After that, I made a conscious decision that I wouldn’t get dragged into any more relationships where I wasn’t sure what I wanted, or where I was likely to get hurt. I started going to the St Andrews LGBT Society on a regular basis – it took a while, but eventually people realised that I wasn’t just there for the parties, and I met some of my closest friends. So many of my favourite St Andrews memories revolve around LGBT and the parties after meetings – dancing to the song Zombie by The Cranberries, going to the only gay club in Dundee (ingeniously named ‘Out’) and flirting with every girl in the society.

At this point, flirting and fooling around with girls was fun, was non-serious and a distraction. I’d managed to tell myself that I probably was bisexual, and whilst I might sometimes have sex with girls, I’d only ever be able to fall in love with a guy. It didn’t help that I was terrified about that realities of dating a girl – telling my parents, changing my Facebook status – all of that – but mostly I didn’t quite believe it myself.

Two girls close together

And then I met Stacey, and all of the things that I’d been worried about paled in comparison with the thought of not being with her. From when we first started talking, I realised that I felt differently about her, and it drove me to distraction because I thought that I knew who I was and the path my life would take. I was 21 and just about coming to grips with who I was and who I could be.

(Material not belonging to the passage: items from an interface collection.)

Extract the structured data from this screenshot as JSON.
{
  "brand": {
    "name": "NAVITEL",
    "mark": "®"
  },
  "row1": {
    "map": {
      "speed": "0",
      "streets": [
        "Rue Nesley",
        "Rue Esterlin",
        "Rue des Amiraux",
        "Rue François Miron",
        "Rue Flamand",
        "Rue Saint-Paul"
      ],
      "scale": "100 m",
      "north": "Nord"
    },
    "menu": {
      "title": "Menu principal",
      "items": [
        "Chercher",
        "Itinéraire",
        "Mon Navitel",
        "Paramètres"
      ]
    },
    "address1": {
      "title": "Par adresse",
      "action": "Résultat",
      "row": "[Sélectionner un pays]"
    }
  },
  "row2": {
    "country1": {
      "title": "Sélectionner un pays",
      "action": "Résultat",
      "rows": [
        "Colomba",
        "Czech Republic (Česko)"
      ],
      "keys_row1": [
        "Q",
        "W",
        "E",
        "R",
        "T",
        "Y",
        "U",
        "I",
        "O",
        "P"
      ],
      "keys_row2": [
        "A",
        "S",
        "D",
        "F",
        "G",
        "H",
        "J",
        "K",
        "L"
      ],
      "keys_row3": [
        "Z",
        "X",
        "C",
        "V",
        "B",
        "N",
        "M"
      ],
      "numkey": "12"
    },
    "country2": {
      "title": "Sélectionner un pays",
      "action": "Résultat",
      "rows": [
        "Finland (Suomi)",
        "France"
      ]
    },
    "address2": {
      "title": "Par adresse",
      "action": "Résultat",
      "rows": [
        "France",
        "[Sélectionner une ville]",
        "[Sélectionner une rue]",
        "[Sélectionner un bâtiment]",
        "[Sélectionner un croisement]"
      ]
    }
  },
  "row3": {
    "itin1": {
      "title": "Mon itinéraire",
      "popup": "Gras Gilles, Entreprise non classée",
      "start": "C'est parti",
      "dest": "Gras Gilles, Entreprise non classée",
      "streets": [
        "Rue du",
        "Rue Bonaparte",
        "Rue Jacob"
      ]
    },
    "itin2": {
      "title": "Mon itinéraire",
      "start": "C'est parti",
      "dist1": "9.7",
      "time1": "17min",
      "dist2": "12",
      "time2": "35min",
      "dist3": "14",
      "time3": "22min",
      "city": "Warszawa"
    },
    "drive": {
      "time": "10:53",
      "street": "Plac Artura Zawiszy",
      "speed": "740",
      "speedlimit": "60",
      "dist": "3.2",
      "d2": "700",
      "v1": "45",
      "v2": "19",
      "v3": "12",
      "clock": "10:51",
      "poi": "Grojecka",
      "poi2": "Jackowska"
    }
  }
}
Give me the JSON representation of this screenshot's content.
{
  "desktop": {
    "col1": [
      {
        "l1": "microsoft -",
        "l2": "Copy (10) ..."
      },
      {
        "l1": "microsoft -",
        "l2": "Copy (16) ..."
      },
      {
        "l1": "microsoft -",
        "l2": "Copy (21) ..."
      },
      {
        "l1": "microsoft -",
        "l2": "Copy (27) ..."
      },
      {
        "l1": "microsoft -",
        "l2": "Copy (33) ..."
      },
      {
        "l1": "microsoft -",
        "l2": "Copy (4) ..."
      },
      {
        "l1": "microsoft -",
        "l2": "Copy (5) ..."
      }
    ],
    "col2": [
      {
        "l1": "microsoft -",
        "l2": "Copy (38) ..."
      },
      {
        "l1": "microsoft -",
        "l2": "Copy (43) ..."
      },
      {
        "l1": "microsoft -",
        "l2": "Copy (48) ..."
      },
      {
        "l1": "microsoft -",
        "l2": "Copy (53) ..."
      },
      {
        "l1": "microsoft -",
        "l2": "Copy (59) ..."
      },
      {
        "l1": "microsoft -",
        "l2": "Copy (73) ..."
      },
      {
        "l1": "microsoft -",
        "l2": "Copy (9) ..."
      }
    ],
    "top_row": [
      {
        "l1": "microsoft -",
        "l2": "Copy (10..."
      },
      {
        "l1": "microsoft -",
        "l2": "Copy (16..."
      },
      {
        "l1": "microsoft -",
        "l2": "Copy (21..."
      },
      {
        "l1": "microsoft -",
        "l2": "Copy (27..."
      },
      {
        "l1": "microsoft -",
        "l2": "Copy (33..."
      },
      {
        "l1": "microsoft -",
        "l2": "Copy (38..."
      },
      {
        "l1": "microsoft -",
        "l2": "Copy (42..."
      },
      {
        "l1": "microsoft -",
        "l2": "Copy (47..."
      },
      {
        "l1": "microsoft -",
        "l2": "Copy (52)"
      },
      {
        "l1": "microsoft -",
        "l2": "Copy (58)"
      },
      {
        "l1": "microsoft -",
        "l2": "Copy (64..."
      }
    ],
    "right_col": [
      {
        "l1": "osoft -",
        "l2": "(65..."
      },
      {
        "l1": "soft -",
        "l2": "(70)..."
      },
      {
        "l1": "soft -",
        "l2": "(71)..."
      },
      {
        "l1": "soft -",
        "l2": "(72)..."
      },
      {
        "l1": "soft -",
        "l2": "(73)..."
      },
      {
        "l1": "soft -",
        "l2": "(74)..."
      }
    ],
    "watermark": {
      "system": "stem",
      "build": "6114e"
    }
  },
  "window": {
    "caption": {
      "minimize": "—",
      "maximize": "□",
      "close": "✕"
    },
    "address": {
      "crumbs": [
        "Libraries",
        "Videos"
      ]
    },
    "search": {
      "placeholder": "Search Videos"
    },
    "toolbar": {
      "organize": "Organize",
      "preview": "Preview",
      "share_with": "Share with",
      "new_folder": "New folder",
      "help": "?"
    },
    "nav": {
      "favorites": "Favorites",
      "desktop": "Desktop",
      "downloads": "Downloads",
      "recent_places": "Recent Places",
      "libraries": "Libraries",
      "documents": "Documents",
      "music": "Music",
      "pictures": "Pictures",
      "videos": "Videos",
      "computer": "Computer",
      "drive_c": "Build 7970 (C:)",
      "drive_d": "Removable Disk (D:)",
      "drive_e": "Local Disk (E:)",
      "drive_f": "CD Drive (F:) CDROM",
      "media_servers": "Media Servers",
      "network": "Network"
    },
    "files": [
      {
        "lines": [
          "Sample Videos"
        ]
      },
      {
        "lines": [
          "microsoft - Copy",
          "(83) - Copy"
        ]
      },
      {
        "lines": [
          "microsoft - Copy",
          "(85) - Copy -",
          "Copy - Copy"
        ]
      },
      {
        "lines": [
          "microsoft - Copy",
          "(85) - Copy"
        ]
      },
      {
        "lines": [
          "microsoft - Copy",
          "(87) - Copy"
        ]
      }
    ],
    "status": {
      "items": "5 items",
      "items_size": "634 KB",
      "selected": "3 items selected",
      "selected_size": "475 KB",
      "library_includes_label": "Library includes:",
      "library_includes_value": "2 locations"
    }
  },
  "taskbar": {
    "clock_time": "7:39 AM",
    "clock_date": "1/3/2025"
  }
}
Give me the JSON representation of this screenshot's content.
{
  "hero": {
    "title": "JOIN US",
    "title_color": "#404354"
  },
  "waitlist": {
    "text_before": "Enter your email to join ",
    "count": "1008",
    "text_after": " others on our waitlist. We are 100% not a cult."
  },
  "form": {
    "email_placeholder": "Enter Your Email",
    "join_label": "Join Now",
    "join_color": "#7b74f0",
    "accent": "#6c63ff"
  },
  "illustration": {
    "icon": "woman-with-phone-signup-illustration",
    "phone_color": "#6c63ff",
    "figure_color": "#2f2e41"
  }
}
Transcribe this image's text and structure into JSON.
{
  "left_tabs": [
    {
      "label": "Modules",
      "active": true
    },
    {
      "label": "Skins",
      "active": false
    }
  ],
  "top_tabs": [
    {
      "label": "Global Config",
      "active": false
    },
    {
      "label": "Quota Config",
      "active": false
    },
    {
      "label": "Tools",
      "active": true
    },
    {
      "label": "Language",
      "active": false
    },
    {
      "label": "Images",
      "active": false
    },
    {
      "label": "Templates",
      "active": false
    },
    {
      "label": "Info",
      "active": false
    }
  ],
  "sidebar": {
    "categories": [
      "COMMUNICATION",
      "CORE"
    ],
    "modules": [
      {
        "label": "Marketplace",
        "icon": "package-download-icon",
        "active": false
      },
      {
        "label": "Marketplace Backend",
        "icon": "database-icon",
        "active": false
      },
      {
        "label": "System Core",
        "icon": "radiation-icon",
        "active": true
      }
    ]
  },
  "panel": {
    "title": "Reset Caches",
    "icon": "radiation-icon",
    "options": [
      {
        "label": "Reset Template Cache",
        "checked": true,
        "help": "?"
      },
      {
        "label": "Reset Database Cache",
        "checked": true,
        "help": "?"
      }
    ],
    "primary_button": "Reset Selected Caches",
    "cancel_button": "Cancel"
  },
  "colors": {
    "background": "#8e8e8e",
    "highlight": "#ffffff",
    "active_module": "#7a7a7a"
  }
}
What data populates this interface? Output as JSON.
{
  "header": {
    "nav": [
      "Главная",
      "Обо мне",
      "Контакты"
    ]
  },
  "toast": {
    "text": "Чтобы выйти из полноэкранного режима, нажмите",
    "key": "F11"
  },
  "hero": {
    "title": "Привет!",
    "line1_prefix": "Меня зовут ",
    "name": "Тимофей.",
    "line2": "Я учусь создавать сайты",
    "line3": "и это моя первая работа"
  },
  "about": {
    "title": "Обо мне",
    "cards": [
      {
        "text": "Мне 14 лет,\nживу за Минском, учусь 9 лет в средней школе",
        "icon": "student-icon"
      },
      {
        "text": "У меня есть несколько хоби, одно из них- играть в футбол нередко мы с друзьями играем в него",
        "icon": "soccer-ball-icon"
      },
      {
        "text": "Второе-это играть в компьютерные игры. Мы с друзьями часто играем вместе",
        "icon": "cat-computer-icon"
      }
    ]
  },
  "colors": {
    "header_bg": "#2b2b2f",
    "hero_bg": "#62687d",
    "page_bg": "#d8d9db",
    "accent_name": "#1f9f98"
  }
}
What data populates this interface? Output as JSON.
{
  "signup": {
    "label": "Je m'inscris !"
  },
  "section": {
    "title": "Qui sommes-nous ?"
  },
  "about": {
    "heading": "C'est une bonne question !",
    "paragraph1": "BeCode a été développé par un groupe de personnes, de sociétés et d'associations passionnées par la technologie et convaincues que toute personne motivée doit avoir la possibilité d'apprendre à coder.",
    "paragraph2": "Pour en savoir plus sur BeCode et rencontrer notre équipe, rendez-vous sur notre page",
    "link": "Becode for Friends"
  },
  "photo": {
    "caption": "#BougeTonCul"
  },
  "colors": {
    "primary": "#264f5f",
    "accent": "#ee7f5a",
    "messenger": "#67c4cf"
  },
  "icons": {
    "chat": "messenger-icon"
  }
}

So when did I know? Did I know back when I was 14 and following F around the school all day? (Is that why I found a boyfriend who I dated for the next three years?) Did I know when I met J and was horribly jealous of her boyfriends? Or how about that night that she and I ended up in bed together? Was it not until I met Stacey, she and I fell together and then started dating that I could say that I knew? Honestly, I don’t know. There’s been so much talk recently about making it better for young people who are gay, and I can’t support this enough. I was 21 before I came to understand and accept my sexuality, just because for everyone I knew, sexuality was black or white. You were gay, or you weren’t.

I still struggle to define myself (hell, I don’t feel like I should have to!) because I don’t want to deny the feelings I had in the past, or belittle how much my current relationship means to me. But at the end of the day, I don’t think it matters ‘when you knew’, or who you slept with in the past – or even who you date in the future. Everyone should be able to be happy, and fall in love with whoever they happen to fall in love with. For some people, sexuality is intrinsically flexible. For others, it’s less so. I don’t think this matters, just so long as we all have the chance to be happy.


Enhanced by Zemanta

2 Comment

  1. Wonderful coming out story. Thank you for sharing! xo

  2. […] of my confused and complicated self identity. I’ve talked before about trying to work out when I knew, and I think that because I had these very intense relationships with girls but dated guys I never […]

Leave a Reply